## Problem to work on
Among the records below, determine how many lines have the word "logo" in them; output only the number.
Input material below:
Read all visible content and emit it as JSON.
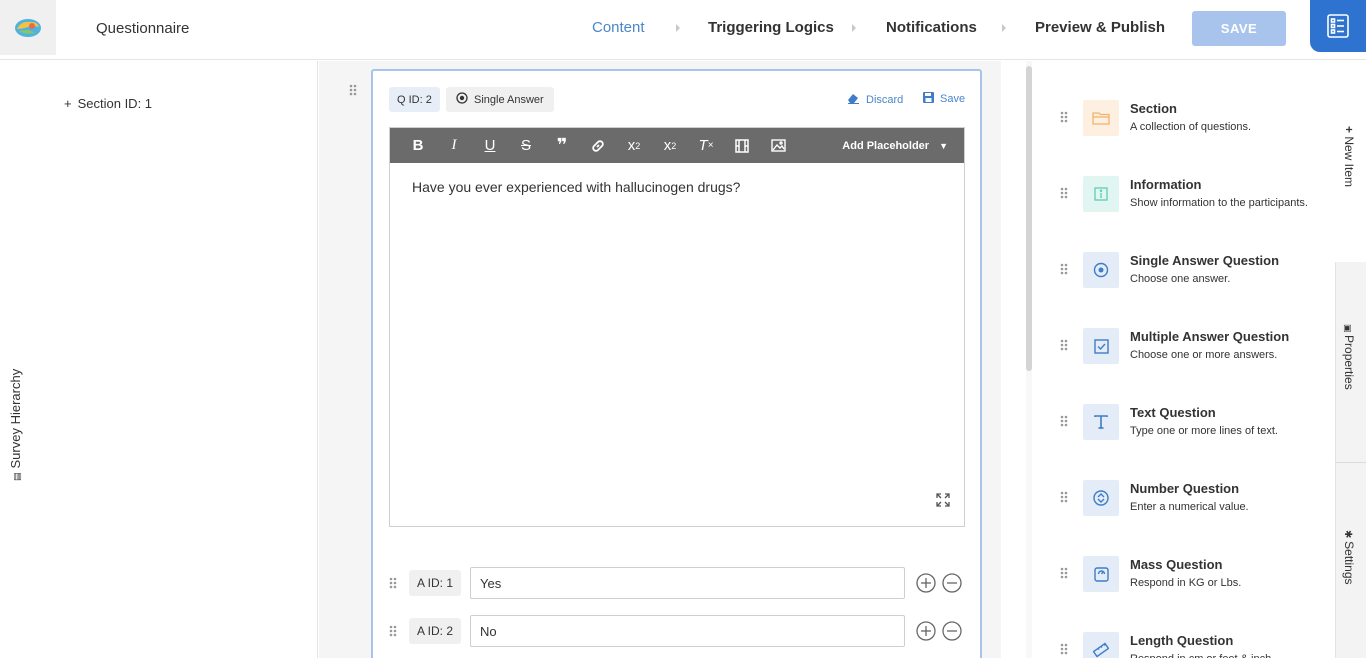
{
  "header": {
    "app_title": "Questionnaire",
    "nav": [
      {
        "label": "Content",
        "active": true
      },
      {
        "label": "Triggering Logics",
        "active": false
      },
      {
        "label": "Notifications",
        "active": false
      },
      {
        "label": "Preview & Publish",
        "active": false
      }
    ],
    "save_label": "SAVE",
    "logo_icon": "brain-logo-icon",
    "topright_icon": "checklist-icon"
  },
  "left_panel": {
    "vertical_label": "Survey Hierarchy",
    "tree": [
      {
        "expand": "+",
        "label": "Section ID: 1"
      }
    ]
  },
  "question": {
    "qid_label": "Q ID: 2",
    "type_label": "Single Answer",
    "discard_label": "Discard",
    "save_label": "Save",
    "add_placeholder_label": "Add Placeholder",
    "text": "Have you ever experienced with hallucinogen drugs?",
    "answers": [
      {
        "id_label": "A ID: 1",
        "value": "Yes"
      },
      {
        "id_label": "A ID: 2",
        "value": "No"
      }
    ]
  },
  "right_panel": {
    "items": [
      {
        "title": "Section",
        "desc": "A collection of questions.",
        "icon": "folder-icon",
        "icon_bg": "#fdf0e1",
        "icon_color": "#f2b36b"
      },
      {
        "title": "Information",
        "desc": "Show information to the participants.",
        "icon": "info-icon",
        "icon_bg": "#e2f6f1",
        "icon_color": "#5ccfb3"
      },
      {
        "title": "Single Answer Question",
        "desc": "Choose one answer.",
        "icon": "radio-icon",
        "icon_bg": "#e4ecf7",
        "icon_color": "#3f7cc9"
      },
      {
        "title": "Multiple Answer Question",
        "desc": "Choose one or more answers.",
        "icon": "checkbox-icon",
        "icon_bg": "#e4ecf7",
        "icon_color": "#3f7cc9"
      },
      {
        "title": "Text Question",
        "desc": "Type one or more lines of text.",
        "icon": "text-icon",
        "icon_bg": "#e4ecf7",
        "icon_color": "#3f7cc9"
      },
      {
        "title": "Number Question",
        "desc": "Enter a numerical value.",
        "icon": "number-icon",
        "icon_bg": "#e4ecf7",
        "icon_color": "#3f7cc9"
      },
      {
        "title": "Mass Question",
        "desc": "Respond in KG or Lbs.",
        "icon": "scale-icon",
        "icon_bg": "#e4ecf7",
        "icon_color": "#3f7cc9"
      },
      {
        "title": "Length Question",
        "desc": "Respond in cm or feet & inch.",
        "icon": "ruler-icon",
        "icon_bg": "#e4ecf7",
        "icon_color": "#3f7cc9"
      }
    ]
  },
  "side_tabs": {
    "new_item": "New Item",
    "properties": "Properties",
    "settings": "Settings"
  }
}
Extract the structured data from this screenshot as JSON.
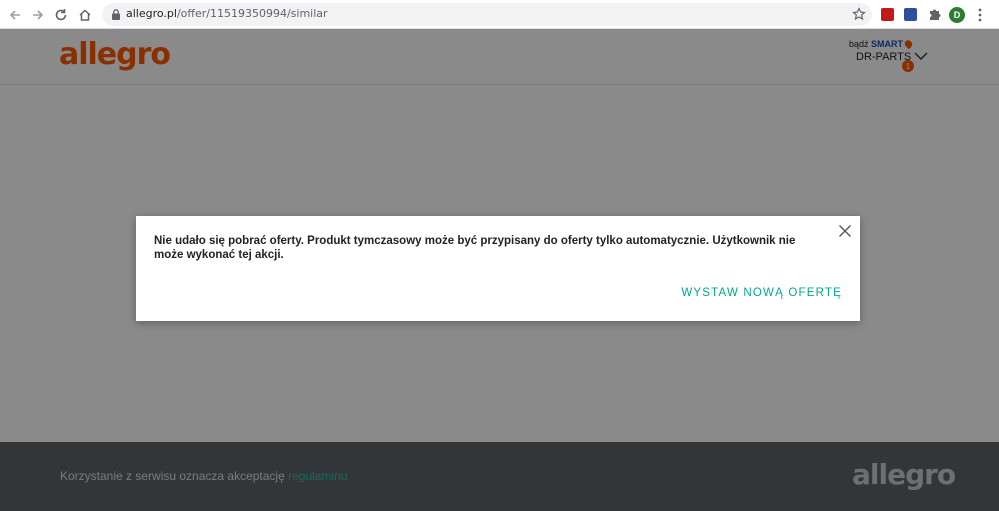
{
  "browser": {
    "url_host": "allegro.pl",
    "url_path": "/offer/11519350994/similar",
    "profile_initial": "D"
  },
  "header": {
    "logo": "allegro",
    "smart_prefix": "bądź",
    "smart_label": "SMART",
    "account_name": "DR-PARTS",
    "account_badge": "1"
  },
  "modal": {
    "message": "Nie udało się pobrać oferty. Produkt tymczasowy może być przypisany do oferty tylko automatycznie. Użytkownik nie może wykonać tej akcji.",
    "action_label": "WYSTAW NOWĄ OFERTĘ"
  },
  "footer": {
    "text": "Korzystanie z serwisu oznacza akceptację",
    "link": "regulaminu",
    "logo": "allegro"
  },
  "colors": {
    "brand_orange": "#ff5a00",
    "accent_teal": "#00a790",
    "footer_bg": "#5d6469"
  }
}
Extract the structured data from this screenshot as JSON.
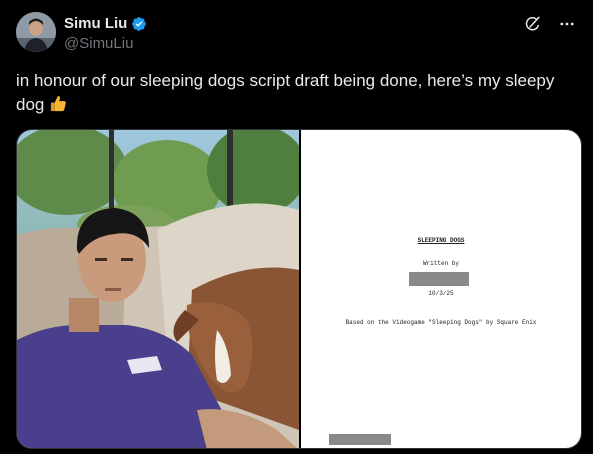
{
  "author": {
    "display_name": "Simu Liu",
    "handle": "@SimuLiu"
  },
  "tweet": {
    "text": "in honour of our sleeping dogs script draft being done, here’s my sleepy dog"
  },
  "document": {
    "title": "SLEEPING DOGS",
    "written_by": "Written by",
    "date": "10/3/25",
    "based_on": "Based on the Videogame \"Sleeping Dogs\" by Square Enix"
  },
  "icons": {
    "verified": "verified-badge-icon",
    "grok": "grok-icon",
    "more": "more-icon",
    "emoji": "thumbs-up-emoji"
  },
  "colors": {
    "background": "#000000",
    "text": "#e7e9ea",
    "muted": "#71767b",
    "verified": "#1d9bf0"
  }
}
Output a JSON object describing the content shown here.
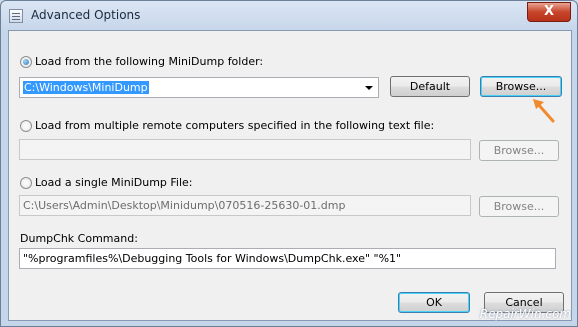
{
  "window": {
    "title": "Advanced Options",
    "close_label": "X"
  },
  "option_folder": {
    "label": "Load from the following MiniDump folder:",
    "value": "C:\\Windows\\MiniDump",
    "default_label": "Default",
    "browse_label": "Browse..."
  },
  "option_remote": {
    "label": "Load from multiple remote computers specified in the following text file:",
    "value": "",
    "browse_label": "Browse..."
  },
  "option_single": {
    "label": "Load a single MiniDump File:",
    "value": "C:\\Users\\Admin\\Desktop\\Minidump\\070516-25630-01.dmp",
    "browse_label": "Browse..."
  },
  "dumpchk": {
    "label": "DumpChk Command:",
    "value": "\"%programfiles%\\Debugging Tools for Windows\\DumpChk.exe\" \"%1\""
  },
  "buttons": {
    "ok_label": "OK",
    "cancel_label": "Cancel"
  },
  "watermark": "RepairWin.com",
  "colors": {
    "accent_arrow": "#f08a2c",
    "selection": "#3399ff"
  }
}
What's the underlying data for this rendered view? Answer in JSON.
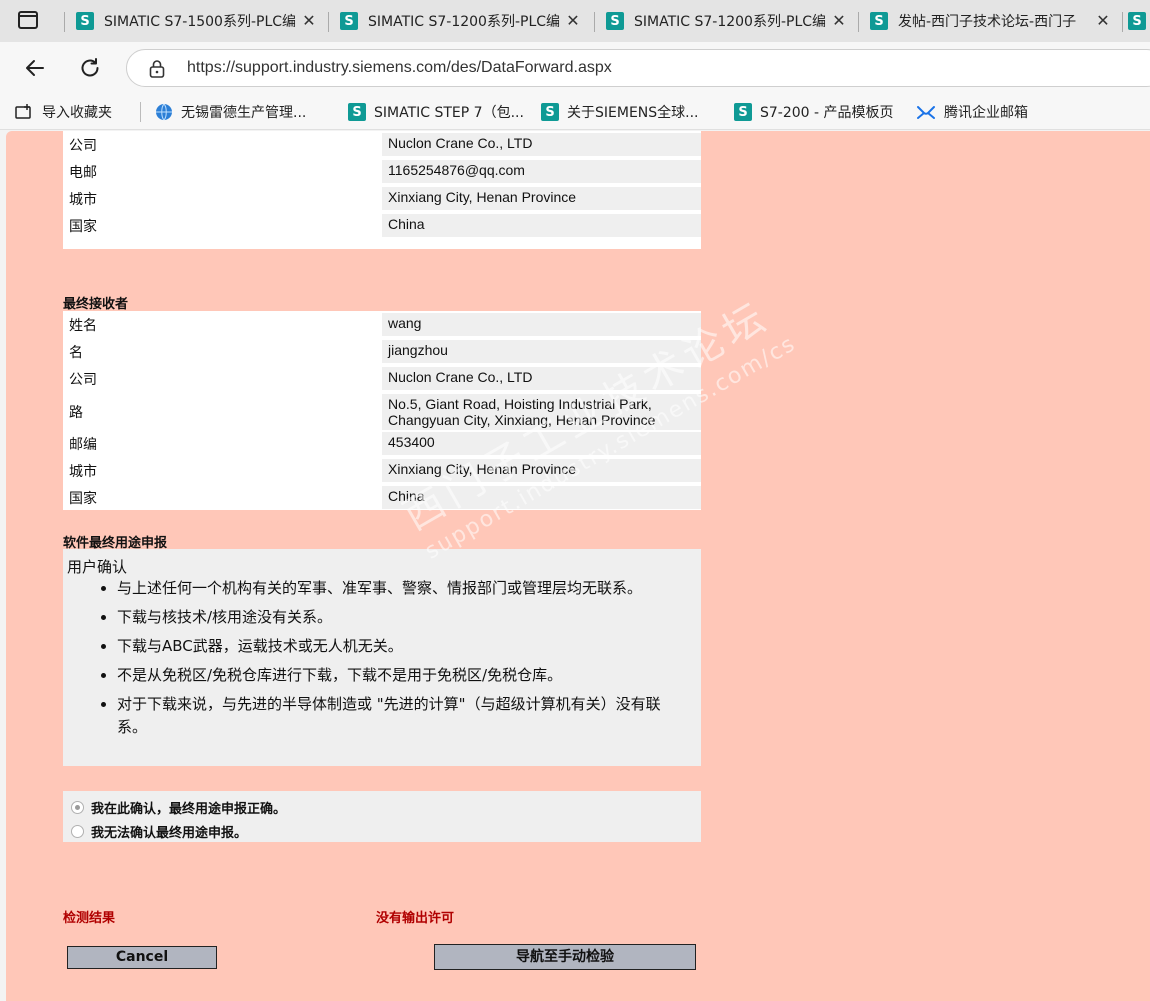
{
  "browser": {
    "tabs": [
      {
        "title": "SIMATIC S7-1500系列-PLC编"
      },
      {
        "title": "SIMATIC S7-1200系列-PLC编"
      },
      {
        "title": "SIMATIC S7-1200系列-PLC编"
      },
      {
        "title": "发帖-西门子技术论坛-西门子"
      }
    ],
    "favicon_letter": "S",
    "close_glyph": "✕",
    "url": "https://support.industry.siemens.com/des/DataForward.aspx",
    "bookmarks": [
      {
        "label": "导入收藏夹",
        "icon": "import-icon"
      },
      {
        "label": "无锡雷德生产管理...",
        "icon": "globe-icon"
      },
      {
        "label": "SIMATIC STEP 7（包...",
        "icon": "siemens-icon"
      },
      {
        "label": "关于SIEMENS全球...",
        "icon": "siemens-icon"
      },
      {
        "label": "S7-200 - 产品模板页",
        "icon": "siemens-icon"
      },
      {
        "label": "腾讯企业邮箱",
        "icon": "mail-icon"
      }
    ]
  },
  "applicant": {
    "rows": [
      {
        "label": "公司",
        "value": "Nuclon Crane Co., LTD"
      },
      {
        "label": "电邮",
        "value": "1165254876@qq.com"
      },
      {
        "label": "城市",
        "value": "Xinxiang City, Henan Province"
      },
      {
        "label": "国家",
        "value": "China"
      }
    ]
  },
  "final_recipient": {
    "title": "最终接收者",
    "rows": [
      {
        "label": "姓名",
        "value": "wang"
      },
      {
        "label": "名",
        "value": "jiangzhou"
      },
      {
        "label": "公司",
        "value": "Nuclon Crane Co., LTD"
      },
      {
        "label": "路",
        "value": "No.5, Giant Road, Hoisting Industrial Park, Changyuan City, Xinxiang, Henan Province"
      },
      {
        "label": "邮编",
        "value": "453400"
      },
      {
        "label": "城市",
        "value": "Xinxiang City, Henan Province"
      },
      {
        "label": "国家",
        "value": "China"
      }
    ]
  },
  "end_use": {
    "title": "软件最终用途申报",
    "heading": "用户确认",
    "items": [
      "与上述任何一个机构有关的军事、准军事、警察、情报部门或管理层均无联系。",
      "下载与核技术/核用途没有关系。",
      "下载与ABC武器，运载技术或无人机无关。",
      "不是从免税区/免税仓库进行下载，下载不是用于免税区/免税仓库。",
      "对于下载来说，与先进的半导体制造或 \"先进的计算\"（与超级计算机有关）没有联系。"
    ]
  },
  "confirmation": {
    "options": [
      {
        "label": "我在此确认，最终用途申报正确。",
        "checked": true
      },
      {
        "label": "我无法确认最终用途申报。",
        "checked": false
      }
    ]
  },
  "result": {
    "label": "检测结果",
    "value": "没有输出许可"
  },
  "buttons": {
    "cancel": "Cancel",
    "manual_check": "导航至手动检验"
  },
  "watermark": {
    "line1": "西门子工业技术论坛",
    "line2": "support.industry.siemens.com/cs"
  }
}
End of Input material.
## Reply to the task
3